Capturing CU in a Collaborative Collage: a natural portrait from foraged finds

Woohoo! I was the recipient of a 2023 Urbana Arts and Culture grant for a community art project. Are you interested in participating in a GIANT botanical collage sourced only from locals? Read the FAQs below to see how you can participate.

What is your Urbana Arts Grant community-based project?

I’m partnering with Julia Pollack, who is the creator and curator of the Art of Science program at the Carl R. Woese Institute for Genomic Biology at UIUC. With this partnership between Secret Gardens CU and the Art of Science we intend to continue bringing the public and the community of Urbana and Champaign interactive creative opportunities to experience the connective tissues of science, art, and community. To this end, I will be creating one HUGE 3-D botanical collage similar to my usual work, but that only includes community sourced and donated objects. 

Sounds cool! How can I contribute something for the art piece?

You can fill out the donor form before (digital form can be found at the link in our bio) or at the booth when you drop of your item. Contributions will mainly be collected at our booth during the Urbana Farmers Market a few times over the summer: June 24, July 15, and August 19 

We will also have a table at the following events (more details soon!): 

  • Southridge Park for Urbana Park District’s Neighborhood Nights on June 14th 6:30-8pm
  • AMBUCS Park for Urbana Park District’s Neighborhood Nights on July 5th 6:30-8pm

You can fill out the donor form before or at the booth when you drop of your item.
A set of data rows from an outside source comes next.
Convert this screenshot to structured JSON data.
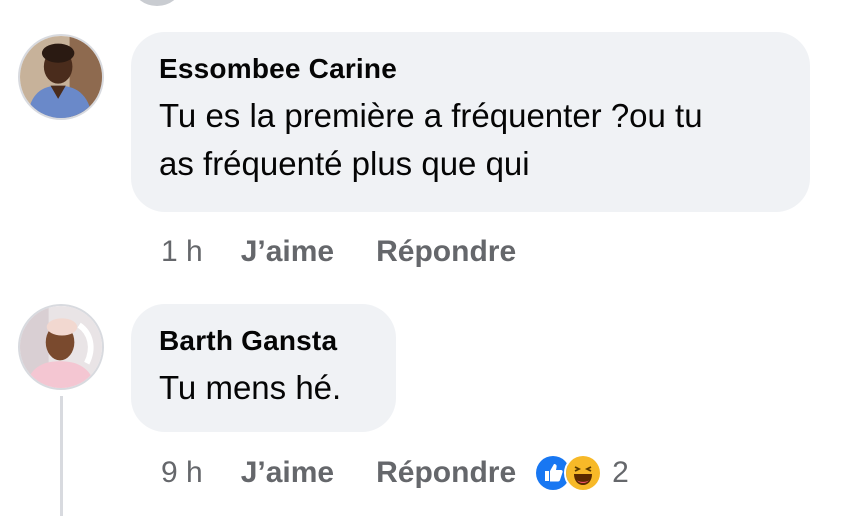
{
  "comments": [
    {
      "author": "Essombee Carine",
      "text_lines": [
        "Tu es la première a fréquenter ?ou tu",
        "as fréquenté plus que qui"
      ],
      "time": "1 h",
      "like_label": "J’aime",
      "reply_label": "Répondre"
    },
    {
      "author": "Barth Gansta",
      "text_lines": [
        "Tu mens hé."
      ],
      "time": "9 h",
      "like_label": "J’aime",
      "reply_label": "Répondre",
      "reactions": {
        "icons": [
          "like-reaction-icon",
          "haha-reaction-icon"
        ],
        "count": "2"
      }
    }
  ],
  "colors": {
    "bubble": "#f0f2f5",
    "meta_text": "#65676b",
    "like_blue": "#1877f2",
    "haha_yellow": "#f7b928"
  }
}
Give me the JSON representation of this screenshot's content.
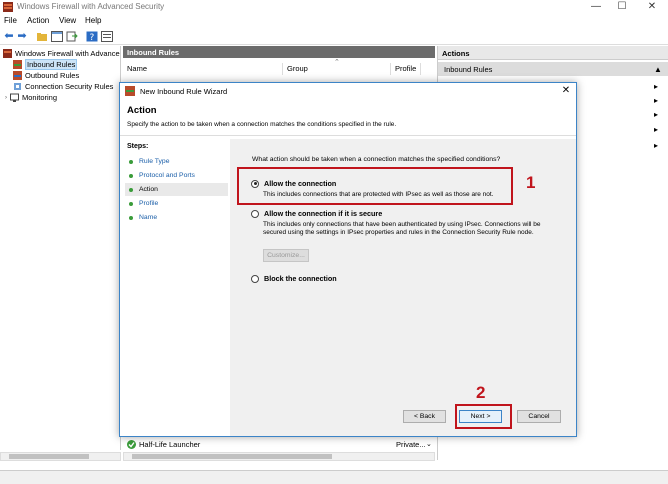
{
  "window": {
    "title": "Windows Firewall with Advanced Security",
    "controls": {
      "minimize": "—",
      "maximize": "☐",
      "close": "✕"
    }
  },
  "menu": {
    "file": "File",
    "action": "Action",
    "view": "View",
    "help": "Help"
  },
  "tree": {
    "root": "Windows Firewall with Advance",
    "items": [
      {
        "label": "Inbound Rules"
      },
      {
        "label": "Outbound Rules"
      },
      {
        "label": "Connection Security Rules"
      },
      {
        "label": "Monitoring"
      }
    ]
  },
  "center": {
    "header": "Inbound Rules",
    "columns": {
      "name": "Name",
      "group": "Group",
      "profile": "Profile"
    },
    "bottom_row": {
      "name": "Half-Life Launcher",
      "profile": "Private..."
    }
  },
  "actions": {
    "header": "Actions",
    "section": "Inbound Rules"
  },
  "dialog": {
    "title": "New Inbound Rule Wizard",
    "heading": "Action",
    "description": "Specify the action to be taken when a connection matches the conditions specified in the rule.",
    "steps_title": "Steps:",
    "steps": [
      {
        "label": "Rule Type"
      },
      {
        "label": "Protocol and Ports"
      },
      {
        "label": "Action"
      },
      {
        "label": "Profile"
      },
      {
        "label": "Name"
      }
    ],
    "question": "What action should be taken when a connection matches the specified conditions?",
    "options": [
      {
        "label": "Allow the connection",
        "desc": "This includes connections that are protected with IPsec as well as those are not.",
        "checked": true
      },
      {
        "label": "Allow the connection if it is secure",
        "desc": "This includes only connections that have been authenticated by using IPsec.  Connections will be secured using the settings in IPsec properties and rules in the Connection Security Rule node.",
        "checked": false
      },
      {
        "label": "Block the connection",
        "desc": "",
        "checked": false
      }
    ],
    "customize": "Customize...",
    "back": "< Back",
    "next": "Next >",
    "cancel": "Cancel"
  },
  "annotations": {
    "one": "1",
    "two": "2",
    "color": "#c0141c"
  }
}
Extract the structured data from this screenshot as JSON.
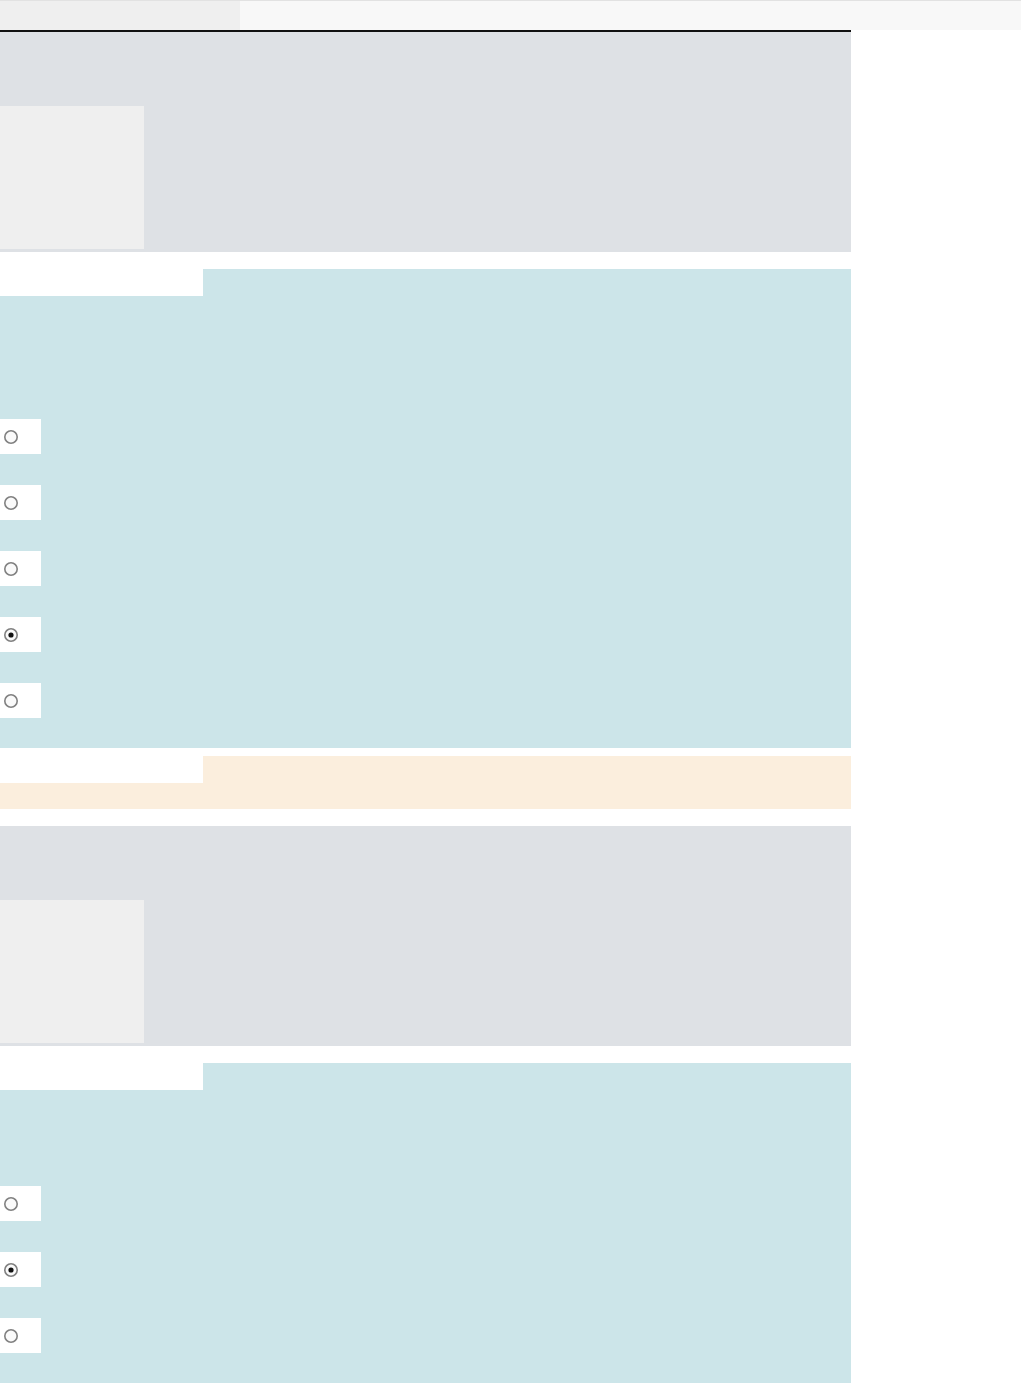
{
  "sections": [
    {
      "kind": "prompt"
    },
    {
      "kind": "choices",
      "options": [
        {
          "selected": false
        },
        {
          "selected": false
        },
        {
          "selected": false
        },
        {
          "selected": true
        },
        {
          "selected": false
        }
      ]
    },
    {
      "kind": "note"
    },
    {
      "kind": "prompt"
    },
    {
      "kind": "choices",
      "options": [
        {
          "selected": false
        },
        {
          "selected": true
        },
        {
          "selected": false
        }
      ]
    }
  ]
}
What kinds of foraged items can be donated?

           Any natural object that was legally and ethically sourced!  We are asking folks to stick to locally (e.g. in and around Champaign county) foraged items so that the final project represents objects from our community. Common things include leaves, flowers (with stems if possible), mushrooms, bark, moss, rocks, sticks, lichen and more.

How should I collect my items?

For plants, choose a well established one and just cut one to two stems from as close to their base as possible. Typically I don’t need stems longer than 12-16 inches, but too short can be a problem.

  • Always cut your plant just before you plan to donate! This ensures it will be healthy when I get it.
  • You can donate items your dried yourself too, but fresh is preferable because my drying techniques really preserves the flower’s original shape and size.

For mushrooms and lichen, try to collect these all the way to the base without tearing the stem.

For insects, please only donate ones you find dead already.

For all other items, think dry and clean as ideal, but not necessary.

What if I don’t have anything to contribute or don’t have my own garden?

           No problem! We’ve partnered with a few local businesses and organizations are working with us to make sure everyone can be included. There will be specific events where you will have the opportunity pick out a flower or specimen for donation on site, such as the following events. Stop by our table for more details on the dates below!

  • Southridge Park for Urbana Park District’s Neighborhood Nights on June 14th 6:30-8pm
  • AMBUCS Park for Urbana Park District’s Neighborhood Nights on July 5th 6:30-8pm

What kind of info should I share when donating my item?

We will ask donors to share a few things about the item, including the species (if known) and the general (not home addresses) location from where the item was collected. We will also ask donors to share their email address so that we can provide with you the date and venue (once determined) for the art exhibit featuring the completed art piece using your specimens. You can fill out the form here at any time prior to dropping off your specimen, and paper copies will also be available on site during collection events.  

How else can I be a part of this project?

We are also inviting folks who are contributing foraged items for the art piece to share anything about the specimen they are donating. This could be a poem, an interesting fact about the species, a story associated with it, or really anything else that can be shared in written word that you’d like the community to know. These written tidbits will be shared as part of the digital story map! Our local map maker is Wendy Dorman who will be mapping out the general location of all donated specimens along with their species name and any other shared information. The final digital map will be publicly accessible online, and complement the final art piece so that we end up with two ways to envision the natural objects representing our community.

Will I get to see the final art piece?

Yes! The final piece will be showcased at a joint exhibit featuring Julia Pollack’s original work at the Anita Purves Nature Center, with an opening reception on September 23rd from 1-3pm. See you there!